Key Trends

There is a trend in the IoT landscape of vendor consolidation around a few major platform vendors. The vendors from different links of the chain collaborate by providing a seamless experience to build, deploy and operate IoT solutions. Many of the major IoT platform leaders have defined end to end system specifications with their ecosystem partners for a secure, scalable and interoperable deployments. This has led to transforming the vertically fragmented and inadequate proprietary markets into well-organized and horizontally scalable open markets. It will enable key players to gain a major share in the IoT market, which is predicted by IDC to reach an annual revenue of USD 1.7 trillion by 2020.

Collaboration, Acquisitions and Partnerships

The acquisition of Wind River and McAfee by Intel, Nest by Google, Solair by Microsoft, Jasper by Cisco and Atmel by Microchip can be seen as strengthening their foothold and consolidation of services in the IoT ecosystem.  These market leaders have also formed alliances and partnerships with other horizontal leaders, SMEs and start-ups to build their own ecosystem. Some of these partnerships are Samsung-SAP, Cisco-GE, Apple-IBM. All these happened because of the awareness of the industry that there was too much fragmentation with companies working in silos. These heavy-duty collaborations are essential for the IoT market to succeed. It is interesting to note that innovation is a key element and the start-ups are going to play a crucial role in that. 2lemetry, Estimote, Digital Lumens, Litbit, Skycatch are some of the leading start-ups getting attention with their innovative ideas.

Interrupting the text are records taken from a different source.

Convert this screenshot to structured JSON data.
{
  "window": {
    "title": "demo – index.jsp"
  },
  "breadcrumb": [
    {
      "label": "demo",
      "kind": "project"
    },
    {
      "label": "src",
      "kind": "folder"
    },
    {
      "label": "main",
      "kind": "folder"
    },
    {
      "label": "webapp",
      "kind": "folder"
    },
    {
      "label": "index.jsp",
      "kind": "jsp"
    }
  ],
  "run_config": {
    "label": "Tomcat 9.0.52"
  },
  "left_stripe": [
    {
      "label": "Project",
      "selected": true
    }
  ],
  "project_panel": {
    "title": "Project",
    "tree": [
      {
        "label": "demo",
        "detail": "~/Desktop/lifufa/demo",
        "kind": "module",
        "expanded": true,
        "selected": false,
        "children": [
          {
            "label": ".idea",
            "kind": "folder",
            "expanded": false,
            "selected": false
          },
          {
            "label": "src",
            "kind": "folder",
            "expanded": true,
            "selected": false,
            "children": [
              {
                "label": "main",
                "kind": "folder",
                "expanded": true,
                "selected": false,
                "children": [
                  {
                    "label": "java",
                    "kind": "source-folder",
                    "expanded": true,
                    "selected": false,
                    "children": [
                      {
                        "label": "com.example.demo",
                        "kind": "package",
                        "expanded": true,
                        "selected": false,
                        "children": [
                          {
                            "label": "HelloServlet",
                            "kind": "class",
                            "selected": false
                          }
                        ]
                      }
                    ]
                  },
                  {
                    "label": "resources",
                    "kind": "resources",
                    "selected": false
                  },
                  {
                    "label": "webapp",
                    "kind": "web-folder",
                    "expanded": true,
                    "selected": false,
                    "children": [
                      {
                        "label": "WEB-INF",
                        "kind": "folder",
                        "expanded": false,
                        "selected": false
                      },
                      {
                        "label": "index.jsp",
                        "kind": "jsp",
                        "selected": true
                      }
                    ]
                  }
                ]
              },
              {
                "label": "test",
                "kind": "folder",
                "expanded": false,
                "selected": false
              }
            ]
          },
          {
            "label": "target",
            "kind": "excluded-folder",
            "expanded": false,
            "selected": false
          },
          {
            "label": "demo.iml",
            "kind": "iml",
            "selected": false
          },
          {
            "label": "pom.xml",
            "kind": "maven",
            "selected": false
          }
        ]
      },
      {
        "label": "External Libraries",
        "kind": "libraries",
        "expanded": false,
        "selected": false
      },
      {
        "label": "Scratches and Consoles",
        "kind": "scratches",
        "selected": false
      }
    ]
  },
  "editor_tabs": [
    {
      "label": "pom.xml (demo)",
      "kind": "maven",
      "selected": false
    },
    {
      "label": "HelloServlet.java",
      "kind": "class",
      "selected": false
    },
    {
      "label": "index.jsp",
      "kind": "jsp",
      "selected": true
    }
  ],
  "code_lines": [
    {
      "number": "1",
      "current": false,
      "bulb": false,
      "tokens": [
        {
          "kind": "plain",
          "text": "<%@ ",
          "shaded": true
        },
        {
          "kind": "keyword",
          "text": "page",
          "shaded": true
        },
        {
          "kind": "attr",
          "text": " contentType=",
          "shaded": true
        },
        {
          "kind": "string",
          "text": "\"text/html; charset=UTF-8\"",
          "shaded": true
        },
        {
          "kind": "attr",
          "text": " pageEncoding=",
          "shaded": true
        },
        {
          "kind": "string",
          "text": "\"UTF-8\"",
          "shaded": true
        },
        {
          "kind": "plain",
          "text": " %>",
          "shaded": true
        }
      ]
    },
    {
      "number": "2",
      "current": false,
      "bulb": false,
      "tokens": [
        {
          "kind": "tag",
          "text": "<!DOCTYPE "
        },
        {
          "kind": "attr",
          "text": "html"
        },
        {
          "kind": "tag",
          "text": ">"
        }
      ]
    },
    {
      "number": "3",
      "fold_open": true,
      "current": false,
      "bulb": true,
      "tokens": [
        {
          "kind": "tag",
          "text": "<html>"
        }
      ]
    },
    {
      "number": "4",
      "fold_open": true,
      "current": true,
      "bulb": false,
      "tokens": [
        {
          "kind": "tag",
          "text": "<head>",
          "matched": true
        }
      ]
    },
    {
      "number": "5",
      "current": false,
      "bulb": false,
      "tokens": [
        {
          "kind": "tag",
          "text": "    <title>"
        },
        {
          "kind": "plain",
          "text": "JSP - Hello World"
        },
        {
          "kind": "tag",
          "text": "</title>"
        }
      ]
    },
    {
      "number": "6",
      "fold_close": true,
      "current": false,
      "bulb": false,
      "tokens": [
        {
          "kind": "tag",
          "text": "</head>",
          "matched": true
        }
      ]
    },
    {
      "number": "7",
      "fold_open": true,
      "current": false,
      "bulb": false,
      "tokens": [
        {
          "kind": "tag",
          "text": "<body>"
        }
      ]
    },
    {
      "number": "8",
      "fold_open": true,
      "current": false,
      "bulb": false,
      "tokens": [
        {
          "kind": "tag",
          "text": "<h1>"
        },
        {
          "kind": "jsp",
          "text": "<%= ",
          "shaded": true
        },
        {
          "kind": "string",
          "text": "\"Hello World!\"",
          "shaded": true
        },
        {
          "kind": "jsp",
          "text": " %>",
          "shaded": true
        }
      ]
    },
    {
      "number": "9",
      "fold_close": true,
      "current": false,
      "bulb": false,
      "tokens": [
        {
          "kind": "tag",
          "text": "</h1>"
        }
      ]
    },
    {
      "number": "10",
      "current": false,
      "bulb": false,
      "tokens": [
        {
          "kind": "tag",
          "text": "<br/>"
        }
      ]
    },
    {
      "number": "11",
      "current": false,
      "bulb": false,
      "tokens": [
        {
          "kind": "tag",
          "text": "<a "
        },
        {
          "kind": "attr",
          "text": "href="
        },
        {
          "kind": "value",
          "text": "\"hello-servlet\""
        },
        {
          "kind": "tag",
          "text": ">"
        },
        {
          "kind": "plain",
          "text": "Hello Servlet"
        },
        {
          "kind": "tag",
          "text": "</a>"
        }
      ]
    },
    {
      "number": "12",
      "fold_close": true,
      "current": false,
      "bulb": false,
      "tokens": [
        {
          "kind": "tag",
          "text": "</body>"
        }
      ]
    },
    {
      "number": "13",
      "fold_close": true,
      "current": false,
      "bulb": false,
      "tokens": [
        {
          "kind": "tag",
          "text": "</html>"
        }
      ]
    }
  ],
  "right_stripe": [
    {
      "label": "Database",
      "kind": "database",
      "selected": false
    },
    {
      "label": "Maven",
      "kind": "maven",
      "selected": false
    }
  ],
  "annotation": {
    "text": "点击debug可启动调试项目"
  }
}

What the market looks for

When businesses plan for the IoT transformation, the major considerations are the ease of interoperability, seamless integration, maintainability and scalability factors. The other factors being reducing risk and lowering the cost of implementation and operation.

The market needs vendors, device manufacturers and services providers who can help to quickly rollout the IoT solution with the essentials. These include automated discovery and provisioning of sensors and actuators, device control, seamless storage and processing of data, security of data and devices, analytics capability and monetizing of the services. This is where these collaborations are going to benefit the end customer and the industry as a whole.

The Benefit and Value Add

The crux of this collaboration is the desire of every player in IoT, big or small, for a transformation from a product business into services business, seeing the long term and continuous monetization opportunity. In essence, the alliances of platform leaders with vendors at different planes of the spectrum will influence the choices of picking devices, software, services and operators in an end to end IoT solution. The positive note about all these collaborations and alliances is that it is going to eventually help the end users with competitive pricing, faster deployments, innovative and effective solutions.